Webmonkey has posted an in-depth article covering Apache, PHP and mySQL on Mac OS X. It's written with a UNIX novice in mind, and walks you through the steps required to get each application running. It also includes an overview of Tenon's iTools.
A good read, and helpful if you're just getting started with this stuff.
There's a new thread on the MacNN forums that discusses the how-to's of editing the Mac OS X extras.rsrc file, which controls the overall appearance of the system. The first post is a nicely detailed how-to, and there are a couple of clarifying follow-ups.
You'll need a copy of Theminator, which is no longer actively distributed, but can probably be located on the net with some sleuthing.
So head on over to MacNN and give the article a read if you're interested in modifying your system's appearance. Note that anyone distributing modified extras.rsrc files has been hit fairly heavily by Apple legal, so you should plan on keeping your modifications to yourself.
Another great reason to use OmniWeb -- OmniWeb's View Source is also an HTML editor!
The source pane is fully editable. Save will save over a local file and will make a new local file if it the page was serverd from a web server. Additionally, Store will store it back onto the server using WebDAV.
The kicker is that you can play around with remote files that are not your own VERY quickly.
Find any page on the web, View Source, make a few changes, and hit the Redisplay button. Voila! You will see your changes back in the browser in context with the rest of the original page. Pick apart layouts tricks at light speed...
If you'd like to have an application running, but without a dock icon, there's a way achieve this by modifying the application's plist file. Read the rest of this article if you'd like the (fairly simple) instructions.
NOTE: This one goes in the clearly 'experimental' category. I have not tried this myself yet, but the source (the X4U mailing list) is generally good, and it seems to make logical sense. Use at your own risk!!
How can one kill a root-owned process? I installed mysql and have it loading itself automatically on login. However, I need to kill it to reconfigure it and I realized I can't do so. In process viewer it shows that it's running, and that it's owned by root, but it won't let me kill it because I'm not root. If I use terminal and use the su command to become root, it doesn't show the mysqld process, only ps and tsch.
Any ideas how to either kill the process from within OS X or how to switch to the root user in terminal such that I can see the processes?
I recently installed OS X and it's great. I installed apache, php, and mysql so I can develop and test locally. I love it, but I've been missing one thing. A good text editor.
I've downloaded pepper, jEdit, and several others. But I still preferred the classic app BBEdit. Pepper was great, but it doesn't have support for PHP and it costs $45(unless you can handle waiting 10 seconds every time you save). jEdit is even better. It has syntax coloring and everything. However the interface lags and the lack of drag and dropping files into the app sucks.

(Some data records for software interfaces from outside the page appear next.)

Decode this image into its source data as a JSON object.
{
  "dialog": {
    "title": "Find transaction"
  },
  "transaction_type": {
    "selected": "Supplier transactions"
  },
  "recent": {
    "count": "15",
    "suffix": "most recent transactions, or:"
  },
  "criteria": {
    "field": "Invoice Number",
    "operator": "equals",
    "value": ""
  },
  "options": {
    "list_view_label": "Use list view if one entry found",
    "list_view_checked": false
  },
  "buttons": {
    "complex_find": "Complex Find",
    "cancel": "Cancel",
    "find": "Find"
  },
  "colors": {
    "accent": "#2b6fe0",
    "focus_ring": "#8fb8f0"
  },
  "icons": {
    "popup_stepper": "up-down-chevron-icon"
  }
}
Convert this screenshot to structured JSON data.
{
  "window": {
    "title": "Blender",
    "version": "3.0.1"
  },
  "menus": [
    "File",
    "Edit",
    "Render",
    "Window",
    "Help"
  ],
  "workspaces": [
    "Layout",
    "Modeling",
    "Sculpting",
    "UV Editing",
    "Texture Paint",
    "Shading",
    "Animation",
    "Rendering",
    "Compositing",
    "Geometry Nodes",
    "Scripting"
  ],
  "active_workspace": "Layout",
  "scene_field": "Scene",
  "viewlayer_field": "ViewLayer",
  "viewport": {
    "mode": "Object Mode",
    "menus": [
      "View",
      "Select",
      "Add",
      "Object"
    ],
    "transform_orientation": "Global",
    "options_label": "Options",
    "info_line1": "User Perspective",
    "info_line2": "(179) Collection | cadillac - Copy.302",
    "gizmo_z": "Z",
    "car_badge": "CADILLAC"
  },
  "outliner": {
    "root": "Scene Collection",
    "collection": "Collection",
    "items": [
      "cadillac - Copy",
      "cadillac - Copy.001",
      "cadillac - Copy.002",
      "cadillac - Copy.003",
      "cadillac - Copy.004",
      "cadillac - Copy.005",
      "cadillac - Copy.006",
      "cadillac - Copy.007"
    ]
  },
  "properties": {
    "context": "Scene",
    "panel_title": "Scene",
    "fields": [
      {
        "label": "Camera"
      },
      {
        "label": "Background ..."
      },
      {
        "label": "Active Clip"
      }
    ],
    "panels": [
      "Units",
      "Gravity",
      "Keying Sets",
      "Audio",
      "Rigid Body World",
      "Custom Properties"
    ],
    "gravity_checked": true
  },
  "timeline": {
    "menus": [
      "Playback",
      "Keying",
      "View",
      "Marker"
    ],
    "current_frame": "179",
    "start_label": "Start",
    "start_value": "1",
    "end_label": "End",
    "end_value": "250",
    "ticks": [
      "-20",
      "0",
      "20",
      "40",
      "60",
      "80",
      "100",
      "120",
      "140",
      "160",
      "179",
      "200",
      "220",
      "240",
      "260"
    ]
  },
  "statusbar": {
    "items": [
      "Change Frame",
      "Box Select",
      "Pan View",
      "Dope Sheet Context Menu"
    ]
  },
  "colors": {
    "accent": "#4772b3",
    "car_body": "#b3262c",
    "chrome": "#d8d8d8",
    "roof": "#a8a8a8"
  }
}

Maybe your experiences were better, but I ended up going back to TextEdit. But it has it's problems too. Some files can't be opened to text and I just don't like it for what I'm doing.
Anyways I was looking through the developer examples and messing around with Project Builder and decided to try open my php files with it. It's great! There's no syntax coloring for php, but there's many other useful features. I even created a project file for my php program that I'm working on. Then I have access to any of my files with a click. The find feature is really good and lines can be found by cmd-L since it doesn't show line numbers. I like the indenting features too. If your doing any type of web developing and don't have a good text editor, try this.

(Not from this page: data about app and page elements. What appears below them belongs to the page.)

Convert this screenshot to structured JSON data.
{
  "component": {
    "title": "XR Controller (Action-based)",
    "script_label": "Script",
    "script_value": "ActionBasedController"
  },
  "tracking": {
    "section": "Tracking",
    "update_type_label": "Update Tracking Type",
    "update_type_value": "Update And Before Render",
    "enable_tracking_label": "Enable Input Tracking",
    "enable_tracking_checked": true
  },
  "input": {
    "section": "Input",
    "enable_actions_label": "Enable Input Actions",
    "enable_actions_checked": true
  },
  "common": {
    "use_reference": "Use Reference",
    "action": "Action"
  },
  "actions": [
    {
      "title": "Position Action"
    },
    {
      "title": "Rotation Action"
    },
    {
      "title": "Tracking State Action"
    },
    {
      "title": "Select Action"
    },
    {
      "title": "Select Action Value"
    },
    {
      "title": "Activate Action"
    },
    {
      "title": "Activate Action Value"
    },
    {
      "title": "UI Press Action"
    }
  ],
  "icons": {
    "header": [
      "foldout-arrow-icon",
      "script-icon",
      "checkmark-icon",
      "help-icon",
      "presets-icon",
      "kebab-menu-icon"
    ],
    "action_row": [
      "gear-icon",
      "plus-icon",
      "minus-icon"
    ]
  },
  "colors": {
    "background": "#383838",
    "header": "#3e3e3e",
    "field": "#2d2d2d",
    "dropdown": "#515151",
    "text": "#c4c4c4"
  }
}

Now only if Apple would add support for more programming languages.
I really loved the "Connect To..." alias from macOS 9 and below. Unfortunately, Apple neglected to put something like it in OS X. I decided to take matters into my own hands and created an OS X script that opens any URL as specified in a dialog box from OmniWeb. You can download the working applet, or the source if you wish @ http://homepage.mac.com/the_hoffmans/

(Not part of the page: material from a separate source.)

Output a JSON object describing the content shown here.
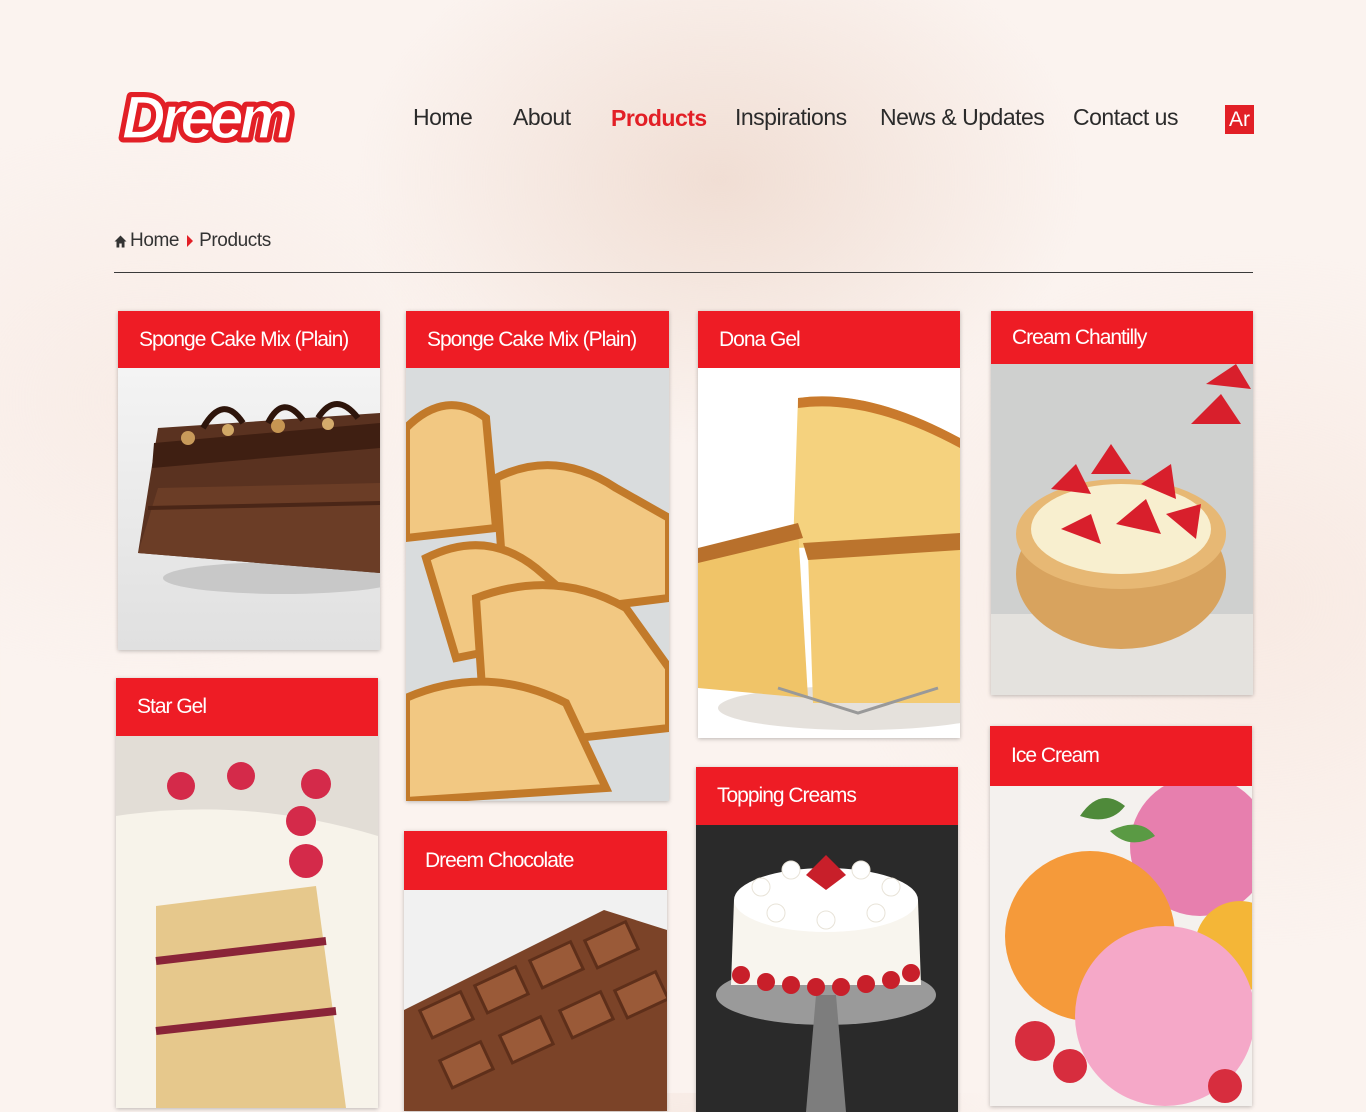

email me at email@example.com if you like it!
If you're like me, you are lost without the beloved Korn shell. Oddly enough, it's not included with OSX (of course, that statement most likely points out my lack of knowledge in BSD).
Anyway, I found 'pdksh', and was able to successfully compile it on my OSX 10.0.1 system.
I had to tweak a few things, such as add a .profile to my home directory. You also need to use the Terminal Preferences to change the shell of the shell (?) to /usr/local/bin/ksh. I also updated /etc/shells, although I'm unsure whether or not that was needed.